▶ _Task item_
This exercise needs all of the entries set down again, exactly as they read.

[[ Available data, beginning ]]

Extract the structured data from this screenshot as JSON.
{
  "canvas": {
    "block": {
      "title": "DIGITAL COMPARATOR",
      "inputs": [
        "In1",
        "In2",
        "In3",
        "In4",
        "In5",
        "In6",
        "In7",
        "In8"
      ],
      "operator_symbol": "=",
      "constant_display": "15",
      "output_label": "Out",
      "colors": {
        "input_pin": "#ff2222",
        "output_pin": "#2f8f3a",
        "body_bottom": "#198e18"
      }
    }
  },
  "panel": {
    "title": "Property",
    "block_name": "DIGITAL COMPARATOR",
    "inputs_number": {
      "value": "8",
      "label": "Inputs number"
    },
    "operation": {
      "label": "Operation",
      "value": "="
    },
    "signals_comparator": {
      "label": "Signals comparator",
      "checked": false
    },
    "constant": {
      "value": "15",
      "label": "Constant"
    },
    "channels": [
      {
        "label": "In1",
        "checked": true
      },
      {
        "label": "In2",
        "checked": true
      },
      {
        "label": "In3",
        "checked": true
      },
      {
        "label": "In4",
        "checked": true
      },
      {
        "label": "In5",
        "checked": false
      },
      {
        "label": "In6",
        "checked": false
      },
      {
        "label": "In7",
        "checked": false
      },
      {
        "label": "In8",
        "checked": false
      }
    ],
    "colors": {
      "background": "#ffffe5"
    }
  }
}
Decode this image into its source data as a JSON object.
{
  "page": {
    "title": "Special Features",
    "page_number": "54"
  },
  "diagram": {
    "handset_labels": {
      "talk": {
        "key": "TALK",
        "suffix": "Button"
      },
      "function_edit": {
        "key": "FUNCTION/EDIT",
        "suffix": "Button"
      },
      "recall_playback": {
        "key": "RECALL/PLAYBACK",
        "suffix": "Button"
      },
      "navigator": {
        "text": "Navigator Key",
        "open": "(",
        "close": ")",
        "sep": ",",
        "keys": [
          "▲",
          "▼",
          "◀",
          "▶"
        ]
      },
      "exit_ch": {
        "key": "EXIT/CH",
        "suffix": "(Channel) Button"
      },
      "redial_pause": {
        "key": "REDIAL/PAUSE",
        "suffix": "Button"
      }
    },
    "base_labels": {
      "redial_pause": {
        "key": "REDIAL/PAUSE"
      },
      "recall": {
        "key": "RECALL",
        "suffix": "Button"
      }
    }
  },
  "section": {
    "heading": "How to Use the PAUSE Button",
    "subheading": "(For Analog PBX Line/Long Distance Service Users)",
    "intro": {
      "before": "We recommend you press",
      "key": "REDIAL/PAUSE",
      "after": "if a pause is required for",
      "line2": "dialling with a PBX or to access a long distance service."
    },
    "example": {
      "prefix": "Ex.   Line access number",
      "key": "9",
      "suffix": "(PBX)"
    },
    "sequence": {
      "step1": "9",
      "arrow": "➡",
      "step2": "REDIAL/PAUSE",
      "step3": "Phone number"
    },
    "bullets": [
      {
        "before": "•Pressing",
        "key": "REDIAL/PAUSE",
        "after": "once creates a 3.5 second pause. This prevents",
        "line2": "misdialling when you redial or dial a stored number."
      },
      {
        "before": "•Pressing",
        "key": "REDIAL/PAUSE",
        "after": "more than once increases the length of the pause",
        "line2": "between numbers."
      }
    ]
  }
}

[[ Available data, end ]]

▶ _Output of the task_
Extract the structured data from this screenshot as JSON.
{
  "canvas": {
    "block": {
      "title": "DIGITAL COMPARATOR",
      "inputs": [
        "In1",
        "In2",
        "In3",
        "In4",
        "In5",
        "In6",
        "In7",
        "In8"
      ],
      "operator_symbol": "=",
      "constant_display": "15",
      "output_label": "Out",
      "colors": {
        "input_pin": "#ff2222",
        "output_pin": "#2f8f3a",
        "body_bottom": "#198e18"
      }
    }
  },
  "panel": {
    "title": "Property",
    "block_name": "DIGITAL COMPARATOR",
    "inputs_number": {
      "value": "8",
      "label": "Inputs number"
    },
    "operation": {
      "label": "Operation",
      "value": "="
    },
    "signals_comparator": {
      "label": "Signals comparator",
      "checked": false
    },
    "constant": {
      "value": "15",
      "label": "Constant"
    },
    "channels": [
      {
        "label": "In1",
        "checked": true
      },
      {
        "label": "In2",
        "checked": true
      },
      {
        "label": "In3",
        "checked": true
      },
      {
        "label": "In4",
        "checked": true
      },
      {
        "label": "In5",
        "checked": false
      },
      {
        "label": "In6",
        "checked": false
      },
      {
        "label": "In7",
        "checked": false
      },
      {
        "label": "In8",
        "checked": false
      }
    ],
    "colors": {
      "background": "#ffffe5"
    }
  }
}
Decode this image into its source data as a JSON object.
{
  "page": {
    "title": "Special Features",
    "page_number": "54"
  },
  "diagram": {
    "handset_labels": {
      "talk": {
        "key": "TALK",
        "suffix": "Button"
      },
      "function_edit": {
        "key": "FUNCTION/EDIT",
        "suffix": "Button"
      },
      "recall_playback": {
        "key": "RECALL/PLAYBACK",
        "suffix": "Button"
      },
      "navigator": {
        "text": "Navigator Key",
        "open": "(",
        "close": ")",
        "sep": ",",
        "keys": [
          "▲",
          "▼",
          "◀",
          "▶"
        ]
      },
      "exit_ch": {
        "key": "EXIT/CH",
        "suffix": "(Channel) Button"
      },
      "redial_pause": {
        "key": "REDIAL/PAUSE",
        "suffix": "Button"
      }
    },
    "base_labels": {
      "redial_pause": {
        "key": "REDIAL/PAUSE"
      },
      "recall": {
        "key": "RECALL",
        "suffix": "Button"
      }
    }
  },
  "section": {
    "heading": "How to Use the PAUSE Button",
    "subheading": "(For Analog PBX Line/Long Distance Service Users)",
    "intro": {
      "before": "We recommend you press",
      "key": "REDIAL/PAUSE",
      "after": "if a pause is required for",
      "line2": "dialling with a PBX or to access a long distance service."
    },
    "example": {
      "prefix": "Ex.   Line access number",
      "key": "9",
      "suffix": "(PBX)"
    },
    "sequence": {
      "step1": "9",
      "arrow": "➡",
      "step2": "REDIAL/PAUSE",
      "step3": "Phone number"
    },
    "bullets": [
      {
        "before": "•Pressing",
        "key": "REDIAL/PAUSE",
        "after": "once creates a 3.5 second pause. This prevents",
        "line2": "misdialling when you redial or dial a stored number."
      },
      {
        "before": "•Pressing",
        "key": "REDIAL/PAUSE",
        "after": "more than once increases the length of the pause",
        "line2": "between numbers."
      }
    ]
  }
}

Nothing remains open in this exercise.